:: WORK TASK ::
State, as a bare number, how many lines below contain "current".

>>>

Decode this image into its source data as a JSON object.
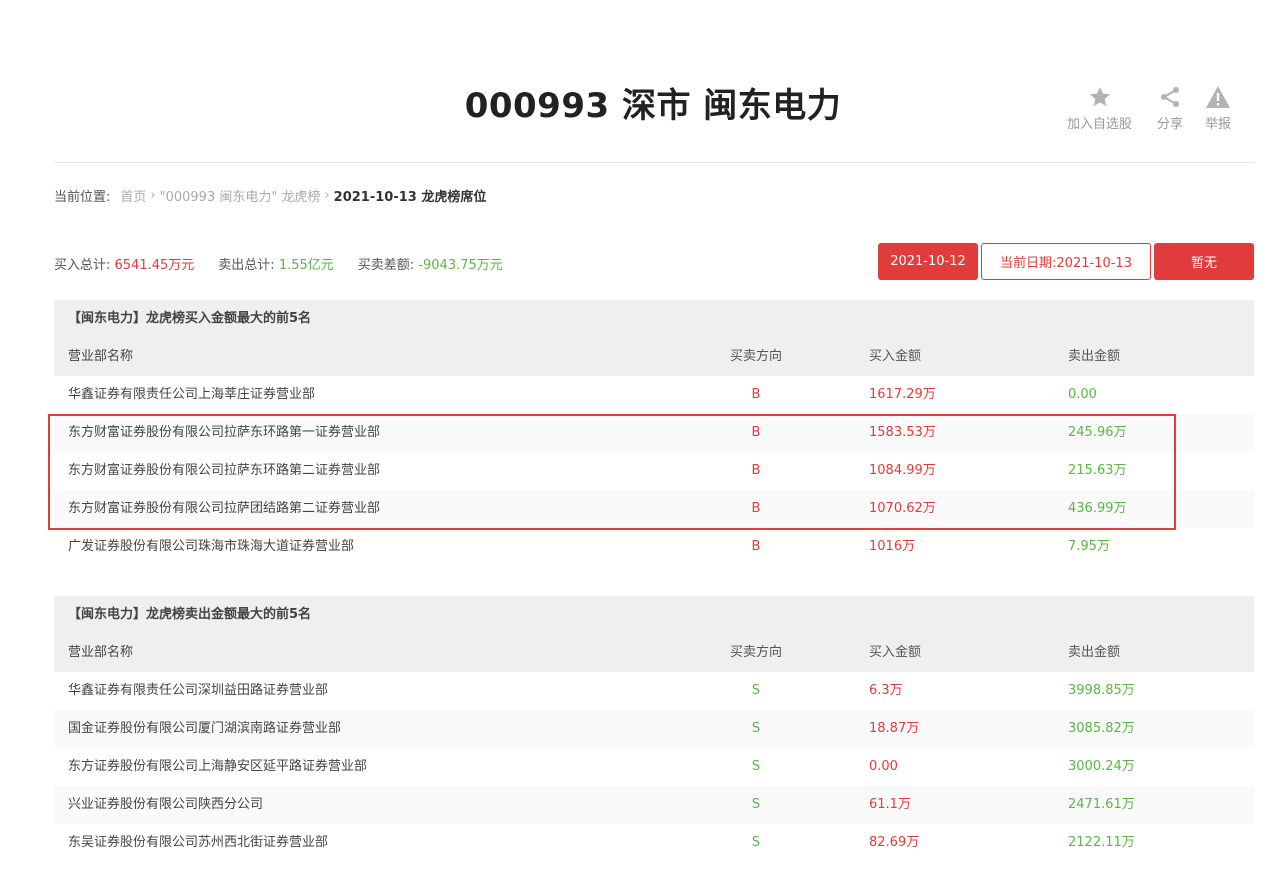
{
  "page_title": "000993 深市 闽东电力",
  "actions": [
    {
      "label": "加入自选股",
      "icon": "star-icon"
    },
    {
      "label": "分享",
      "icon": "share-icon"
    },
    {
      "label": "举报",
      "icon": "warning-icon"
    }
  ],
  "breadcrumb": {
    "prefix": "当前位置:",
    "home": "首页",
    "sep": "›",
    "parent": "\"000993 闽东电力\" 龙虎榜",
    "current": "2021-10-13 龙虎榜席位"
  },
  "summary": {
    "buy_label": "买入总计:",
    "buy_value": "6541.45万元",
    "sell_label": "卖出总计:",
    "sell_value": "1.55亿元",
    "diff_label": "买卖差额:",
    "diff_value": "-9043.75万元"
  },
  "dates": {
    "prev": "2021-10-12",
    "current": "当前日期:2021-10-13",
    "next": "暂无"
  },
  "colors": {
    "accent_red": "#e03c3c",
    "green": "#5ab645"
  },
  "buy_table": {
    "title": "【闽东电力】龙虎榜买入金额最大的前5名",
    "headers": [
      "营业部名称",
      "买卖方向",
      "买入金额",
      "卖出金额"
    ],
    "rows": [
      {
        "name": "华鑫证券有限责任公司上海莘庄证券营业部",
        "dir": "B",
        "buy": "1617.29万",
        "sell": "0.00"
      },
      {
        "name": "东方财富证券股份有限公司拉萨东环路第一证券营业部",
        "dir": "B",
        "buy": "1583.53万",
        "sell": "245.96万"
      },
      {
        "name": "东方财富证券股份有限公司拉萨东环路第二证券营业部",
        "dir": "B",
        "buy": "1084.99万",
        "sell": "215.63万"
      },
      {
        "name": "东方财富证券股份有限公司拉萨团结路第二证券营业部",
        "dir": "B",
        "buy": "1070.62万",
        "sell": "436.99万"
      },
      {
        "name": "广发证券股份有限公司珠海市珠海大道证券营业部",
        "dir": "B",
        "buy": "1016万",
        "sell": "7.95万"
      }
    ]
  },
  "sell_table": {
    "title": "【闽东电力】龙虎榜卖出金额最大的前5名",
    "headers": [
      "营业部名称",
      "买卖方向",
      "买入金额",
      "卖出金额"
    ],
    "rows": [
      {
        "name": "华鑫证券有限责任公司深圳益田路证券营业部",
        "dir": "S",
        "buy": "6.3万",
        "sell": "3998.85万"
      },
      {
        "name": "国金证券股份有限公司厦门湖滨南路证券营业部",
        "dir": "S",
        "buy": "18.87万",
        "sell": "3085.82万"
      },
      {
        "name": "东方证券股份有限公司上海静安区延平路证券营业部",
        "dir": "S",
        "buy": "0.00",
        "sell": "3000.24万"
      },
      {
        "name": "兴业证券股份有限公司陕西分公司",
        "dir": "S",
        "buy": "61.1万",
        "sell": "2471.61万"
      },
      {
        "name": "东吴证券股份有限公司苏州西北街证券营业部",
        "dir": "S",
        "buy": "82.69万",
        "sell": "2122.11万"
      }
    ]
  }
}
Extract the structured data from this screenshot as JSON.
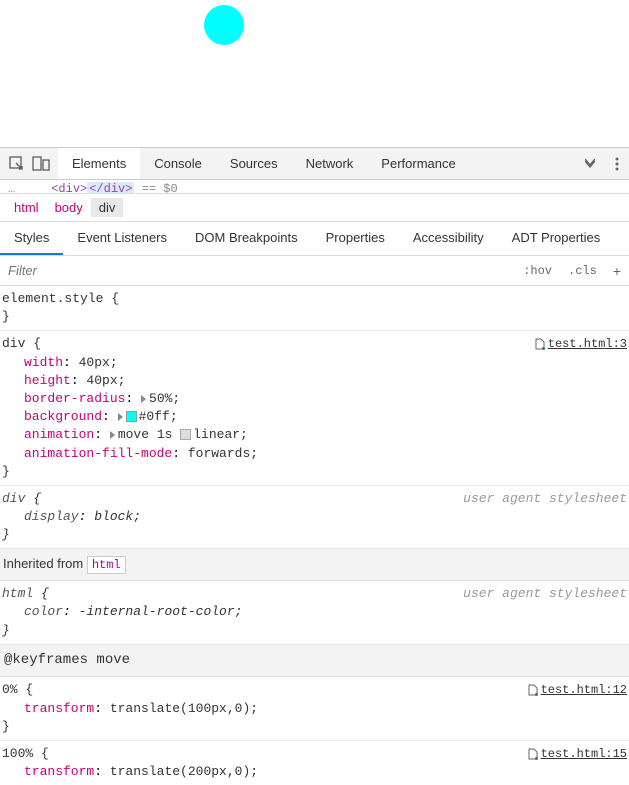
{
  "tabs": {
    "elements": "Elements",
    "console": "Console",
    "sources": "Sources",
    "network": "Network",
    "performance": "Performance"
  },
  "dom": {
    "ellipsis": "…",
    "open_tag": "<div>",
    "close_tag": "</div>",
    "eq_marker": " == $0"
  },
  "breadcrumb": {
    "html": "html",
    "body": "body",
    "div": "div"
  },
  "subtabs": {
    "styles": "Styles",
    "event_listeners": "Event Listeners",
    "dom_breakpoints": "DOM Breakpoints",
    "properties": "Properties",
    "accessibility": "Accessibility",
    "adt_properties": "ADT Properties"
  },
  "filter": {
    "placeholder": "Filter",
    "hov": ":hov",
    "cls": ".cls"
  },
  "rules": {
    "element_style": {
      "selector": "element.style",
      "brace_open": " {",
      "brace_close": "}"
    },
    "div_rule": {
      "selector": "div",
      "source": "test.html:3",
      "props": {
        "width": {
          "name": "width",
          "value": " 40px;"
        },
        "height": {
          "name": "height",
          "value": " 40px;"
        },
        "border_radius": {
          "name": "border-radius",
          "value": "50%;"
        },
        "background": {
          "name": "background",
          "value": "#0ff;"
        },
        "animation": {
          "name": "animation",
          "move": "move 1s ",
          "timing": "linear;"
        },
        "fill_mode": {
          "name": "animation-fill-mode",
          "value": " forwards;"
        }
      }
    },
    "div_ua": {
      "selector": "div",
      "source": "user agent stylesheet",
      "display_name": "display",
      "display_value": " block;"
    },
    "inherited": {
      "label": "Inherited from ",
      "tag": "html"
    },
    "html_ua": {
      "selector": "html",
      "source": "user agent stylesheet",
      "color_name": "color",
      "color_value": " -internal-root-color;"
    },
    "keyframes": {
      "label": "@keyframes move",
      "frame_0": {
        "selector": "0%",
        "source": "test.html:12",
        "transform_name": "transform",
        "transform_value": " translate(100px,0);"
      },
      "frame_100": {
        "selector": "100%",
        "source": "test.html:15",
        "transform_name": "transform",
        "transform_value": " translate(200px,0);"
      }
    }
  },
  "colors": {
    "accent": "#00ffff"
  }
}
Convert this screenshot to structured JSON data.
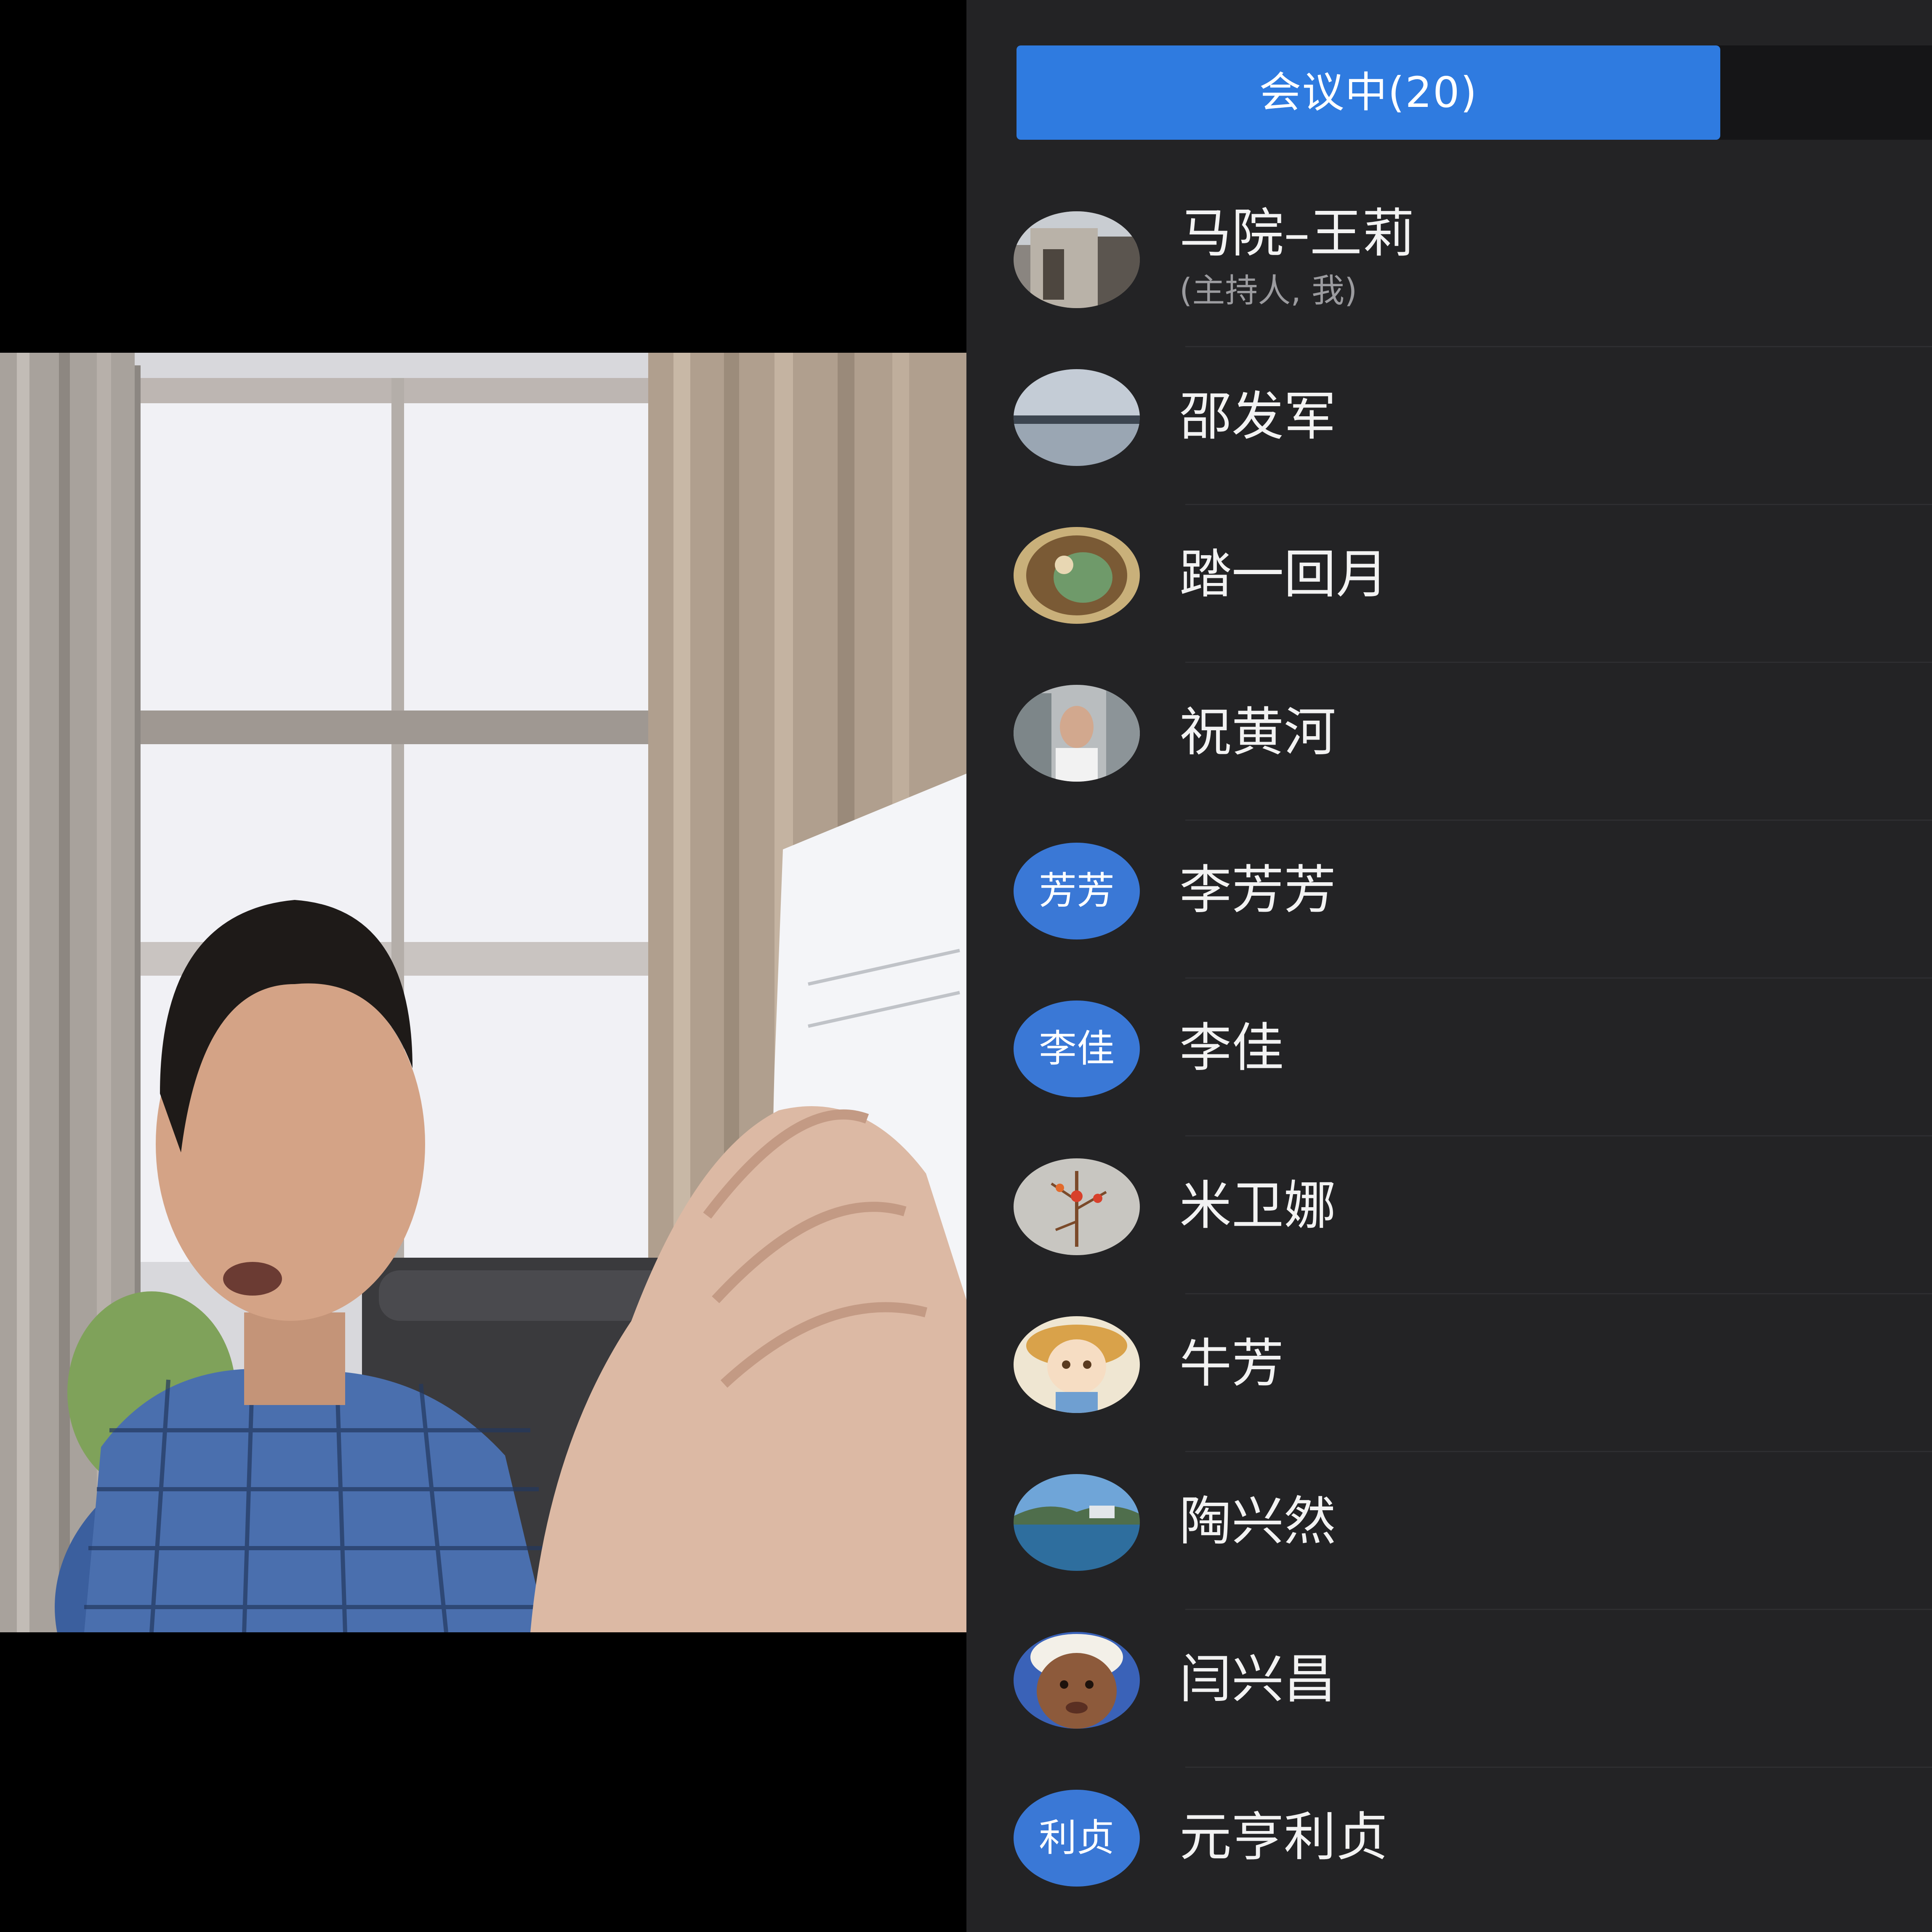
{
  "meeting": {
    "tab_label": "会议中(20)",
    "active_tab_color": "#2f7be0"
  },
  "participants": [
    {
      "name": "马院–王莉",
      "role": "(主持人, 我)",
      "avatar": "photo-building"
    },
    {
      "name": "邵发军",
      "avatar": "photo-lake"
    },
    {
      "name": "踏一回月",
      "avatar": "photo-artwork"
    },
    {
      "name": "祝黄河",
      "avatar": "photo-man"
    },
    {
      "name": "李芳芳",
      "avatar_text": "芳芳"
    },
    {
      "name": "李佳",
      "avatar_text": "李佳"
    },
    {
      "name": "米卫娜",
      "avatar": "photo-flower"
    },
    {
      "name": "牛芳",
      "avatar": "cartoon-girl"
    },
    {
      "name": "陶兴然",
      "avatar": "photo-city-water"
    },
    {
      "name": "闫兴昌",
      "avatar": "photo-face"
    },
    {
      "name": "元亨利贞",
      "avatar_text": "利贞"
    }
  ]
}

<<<

:: OUTPUT OF THE TASK ::
2